The Study of Religion


Religion is the system of beliefs and practices that a human community adopts in order to address and cope with its ultimate questions. It may involve a range of emotions and behaviors such as prayer, devotion, rituals, cults, feasting, commemoration (of deities or saints), matrimonial and funerary services, music, art, public service and meditation. It may also include an underlying and intangible belief that there is some transcendent reality beyond the material realm that is the source of ultimate truth, meaning, and value. It is a unique form of valuing that distinguishes itself from other forms by its intensity and scope, the fact that it involves emotional commitments as well as rational ones, and that it offers a framework for human behavior.
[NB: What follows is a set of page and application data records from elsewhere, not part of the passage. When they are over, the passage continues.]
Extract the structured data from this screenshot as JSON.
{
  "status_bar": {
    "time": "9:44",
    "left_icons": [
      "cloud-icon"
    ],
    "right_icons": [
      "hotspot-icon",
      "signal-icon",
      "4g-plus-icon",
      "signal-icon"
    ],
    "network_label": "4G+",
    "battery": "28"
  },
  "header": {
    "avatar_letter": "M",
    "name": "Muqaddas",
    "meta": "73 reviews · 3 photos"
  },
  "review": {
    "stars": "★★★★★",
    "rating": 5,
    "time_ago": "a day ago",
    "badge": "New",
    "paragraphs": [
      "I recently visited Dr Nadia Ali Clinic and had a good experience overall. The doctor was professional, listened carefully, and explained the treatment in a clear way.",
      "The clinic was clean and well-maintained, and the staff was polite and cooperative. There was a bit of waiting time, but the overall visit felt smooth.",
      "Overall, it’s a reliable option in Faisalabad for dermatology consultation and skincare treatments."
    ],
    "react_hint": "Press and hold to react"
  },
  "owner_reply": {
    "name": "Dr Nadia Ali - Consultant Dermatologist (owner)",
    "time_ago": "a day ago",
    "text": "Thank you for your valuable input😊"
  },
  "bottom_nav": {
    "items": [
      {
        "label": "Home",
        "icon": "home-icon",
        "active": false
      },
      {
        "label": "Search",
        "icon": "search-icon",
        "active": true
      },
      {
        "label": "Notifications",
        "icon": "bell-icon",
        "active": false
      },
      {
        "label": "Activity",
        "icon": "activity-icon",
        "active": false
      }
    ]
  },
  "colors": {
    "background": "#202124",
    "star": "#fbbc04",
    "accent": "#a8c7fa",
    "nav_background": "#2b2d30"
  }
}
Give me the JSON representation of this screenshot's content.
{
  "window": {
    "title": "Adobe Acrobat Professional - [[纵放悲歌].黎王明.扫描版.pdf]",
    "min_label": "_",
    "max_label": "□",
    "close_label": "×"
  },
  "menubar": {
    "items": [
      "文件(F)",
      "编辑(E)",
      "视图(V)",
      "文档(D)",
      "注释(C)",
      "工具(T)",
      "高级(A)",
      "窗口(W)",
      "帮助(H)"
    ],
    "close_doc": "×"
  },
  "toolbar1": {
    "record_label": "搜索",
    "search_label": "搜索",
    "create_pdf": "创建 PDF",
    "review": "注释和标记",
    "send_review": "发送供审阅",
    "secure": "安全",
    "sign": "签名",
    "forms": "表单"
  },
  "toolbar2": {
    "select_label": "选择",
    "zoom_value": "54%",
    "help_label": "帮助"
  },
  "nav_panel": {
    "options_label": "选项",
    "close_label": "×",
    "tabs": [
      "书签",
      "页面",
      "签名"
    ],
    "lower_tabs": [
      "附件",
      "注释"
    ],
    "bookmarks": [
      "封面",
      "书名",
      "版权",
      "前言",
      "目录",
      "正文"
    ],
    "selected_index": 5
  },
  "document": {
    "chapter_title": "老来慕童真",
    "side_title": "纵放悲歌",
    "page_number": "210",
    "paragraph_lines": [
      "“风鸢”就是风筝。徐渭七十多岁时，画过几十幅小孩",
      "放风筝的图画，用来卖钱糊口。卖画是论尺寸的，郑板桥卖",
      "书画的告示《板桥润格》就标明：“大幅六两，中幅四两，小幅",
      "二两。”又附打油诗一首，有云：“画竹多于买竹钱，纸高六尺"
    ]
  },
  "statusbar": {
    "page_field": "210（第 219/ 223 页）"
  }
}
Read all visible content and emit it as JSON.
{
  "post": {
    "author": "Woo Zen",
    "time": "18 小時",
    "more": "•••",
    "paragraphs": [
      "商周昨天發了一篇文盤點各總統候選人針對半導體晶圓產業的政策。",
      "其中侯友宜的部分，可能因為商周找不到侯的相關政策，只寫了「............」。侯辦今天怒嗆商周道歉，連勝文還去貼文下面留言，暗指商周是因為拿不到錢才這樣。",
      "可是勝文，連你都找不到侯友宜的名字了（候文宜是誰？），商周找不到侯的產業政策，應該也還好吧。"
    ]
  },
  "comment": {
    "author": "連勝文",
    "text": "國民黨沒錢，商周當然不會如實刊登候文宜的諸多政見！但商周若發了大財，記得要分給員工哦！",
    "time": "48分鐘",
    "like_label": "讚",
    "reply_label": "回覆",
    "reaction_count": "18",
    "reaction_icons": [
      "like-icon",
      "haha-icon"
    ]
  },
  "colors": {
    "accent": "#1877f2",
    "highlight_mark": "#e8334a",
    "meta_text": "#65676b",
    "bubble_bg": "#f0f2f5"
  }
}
Until recently, most scholars who studied religion focused on historical processes rather than on the phenomenology of religious phenomena themselves. This approach has provided rich resources for understanding the emergence of religious institutions and their development in different societies. However, it has not addressed the fundamental issue of whether religion has an essence that makes it distinct from other forms of human life.

The emergence of the field of religious studies in the nineteenth century coincided with the rapid expansion of European contacts with other cultures, which introduced new ideas about the variety of human customs and beliefs. This led to the emergence of more or less systematic compilations of mythological and other materials, which prepared the way for the study of religion in modern times.

A common view today is that the concept religion constitutes a social taxon whose paradigmatic examples are the so-called world religions Judaism, Christianity, Islam, Hinduism, Buddhism, and Confucianism. However, critics argue that to define religion in terms of beliefs or any subjective states reveals a Protestant bias and that it is more appropriate to think of it as a family-resemblance concept rather than as a naturalistic or rationalist one.

Another important trend in the study of religion has been to abandon substantive definitions of religiosity and to focus on its functional characteristics. This approach has been exemplified by the work of Lucien Febvre and Marc Bloch and by their journal Annales, History, Sociology and Anthropology (originally called Annales d’histoire économique et sociale). They were concerned with uncovering a temporal stratum of longue duree, that is, extensive periods of time that formatively shape not only political and socioeconomical history but the concrete experiential world of the general population. Thus, they looked at the underlying and intangible beliefs that form religions by looking at their effects on society and not just their content. They emphasized neutral description and rejected the partisanship that characterized much earlier approaches to history. This approach was especially valuable when dealing with religion in antiquity. It allowed for the recognition that religion is a human phenomenon with an enduring value. It enables people to deal with the challenges presented by the fact that they are conscious of an unavoidable future and know only sparsely what it will contain.